The naming of the California anti-affirmative proposition The Civil Rights Initiative several years ago and the naming of the Florida anti-affirmative action initiative One Florida now seems a lot like that scene from "The Stand' to me. The Civil Rights Initiative wasn't about civil rights and One Florida isn't about uniting people in support of minority and women-owned businesses or minority students. Instead, One Florida is Florida Gov. Jeb Bush's initiative to end affirmative action in that state. Bush says that his program, designed by a small committee and enacted by an executive order, will actually ensure more minority students and a better program for women and minority-owned businesses. But he has yet to show how that will happen. Under One Florida, Bush contends he will use the power of his office to ensure that state contracts are awarded fairly.

In addition, it will use what he calls the Talented Twenty concept in which the top 20 percent of Florida's high school graduates will be guaranteed a place in the state university system. The problem with this latter plan, however, is that no financing is guaranteed and while it guarantees a place it does not guarantee a place at the best Florida state schools. Thus, thousands of Florida minority students could find themselves relegated to the lowest-ranking schools in the state system. Since Bush announced his plan there have been protests at the three public meetings which he held after enacting One Florida and two African American state senators held a sit-in in Bush's office in protest.

On March 7 more than 30,000 people marched in protest to the state capital, Tallahassee, on the 35th anniversary of the famous Selma, Ala., civil rights march and the day when Bush was addressing the legislature. Speakers included all major civil rights leaders from across the nation, including the Rev. Jesse Jackson, Kweisui Mfume of the NAACP, Martin Luther King, Hugh Price of the National Urban League and Patricia Ireland of the National Organization of Women. Marchers included not only African Americans from across the state, but also White truck drivers from the Teamsters union and Hispanics from south Florida. More than 500 school bus drivers in Miami-Dade county took off from work to attend the rally, along with church groups and community groups such as the MAD DADs from Liberty City in Miami. Grandparents brought their grandchildren and groups of college students who had never marched before were there.

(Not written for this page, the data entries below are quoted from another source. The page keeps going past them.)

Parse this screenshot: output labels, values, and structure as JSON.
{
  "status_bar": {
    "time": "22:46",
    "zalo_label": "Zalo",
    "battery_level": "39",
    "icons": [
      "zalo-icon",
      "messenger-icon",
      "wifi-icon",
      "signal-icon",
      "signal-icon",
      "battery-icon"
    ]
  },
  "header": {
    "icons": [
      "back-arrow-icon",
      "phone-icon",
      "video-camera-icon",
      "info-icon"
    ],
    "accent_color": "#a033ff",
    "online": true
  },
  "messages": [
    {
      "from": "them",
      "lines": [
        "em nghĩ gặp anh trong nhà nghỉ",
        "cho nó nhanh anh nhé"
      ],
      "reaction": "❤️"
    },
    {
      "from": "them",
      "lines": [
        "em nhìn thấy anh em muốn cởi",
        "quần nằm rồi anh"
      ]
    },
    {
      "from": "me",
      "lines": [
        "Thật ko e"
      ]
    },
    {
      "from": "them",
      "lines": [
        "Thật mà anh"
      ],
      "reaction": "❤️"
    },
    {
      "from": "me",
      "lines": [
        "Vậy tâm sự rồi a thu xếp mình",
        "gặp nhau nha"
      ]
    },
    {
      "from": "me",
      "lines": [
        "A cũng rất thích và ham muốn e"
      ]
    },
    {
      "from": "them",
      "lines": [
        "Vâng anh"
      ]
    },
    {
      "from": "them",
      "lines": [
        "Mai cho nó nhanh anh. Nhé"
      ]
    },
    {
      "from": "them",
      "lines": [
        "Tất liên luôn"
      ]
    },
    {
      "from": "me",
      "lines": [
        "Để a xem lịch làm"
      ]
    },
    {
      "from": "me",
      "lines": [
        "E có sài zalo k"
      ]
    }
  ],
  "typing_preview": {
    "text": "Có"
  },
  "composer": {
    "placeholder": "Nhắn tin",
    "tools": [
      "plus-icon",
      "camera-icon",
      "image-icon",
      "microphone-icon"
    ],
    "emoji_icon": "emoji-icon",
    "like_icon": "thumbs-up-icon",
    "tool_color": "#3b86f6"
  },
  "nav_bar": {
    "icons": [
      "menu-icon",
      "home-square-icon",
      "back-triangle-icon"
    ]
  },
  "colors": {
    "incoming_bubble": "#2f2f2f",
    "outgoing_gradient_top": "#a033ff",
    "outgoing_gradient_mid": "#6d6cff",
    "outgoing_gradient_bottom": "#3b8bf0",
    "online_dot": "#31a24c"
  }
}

In one poignant comment, Jackson reminded the governor that as the son of a rich and powerful family, he and his brother didn't have to worry about whether they would be accepted in college, no matter what their grade point average had been. His message was clear – affirmative action was still needed by those of us whose skin color or family credentials give us no favors in college admissions. That's really what affirmative action is all about – making the playing field even for those who continue to have fewer opportunities because of race, because of class, because of gender. Black people, Latinos and Latinas, and women are still the poorest in this nation, are still more apt to face discrimination in the work place, in housing, in health care.

That's the message to Gov. Bush – pretending that this is not so is not acceptable. We will not, like the people in "The Stand,' allow the government to pretend that everything is all right – that all are equal or that laws are not necessary. More African Americans moved to the state of Florida in the 1900's than to any other state in the country. They " re not about to let Bush turn them around.

In the words of one man, "This is a business trip. We have to take care of business and stand up against the powers and principalities. ' Or in the words of his homemade sign on the van they traveled in,.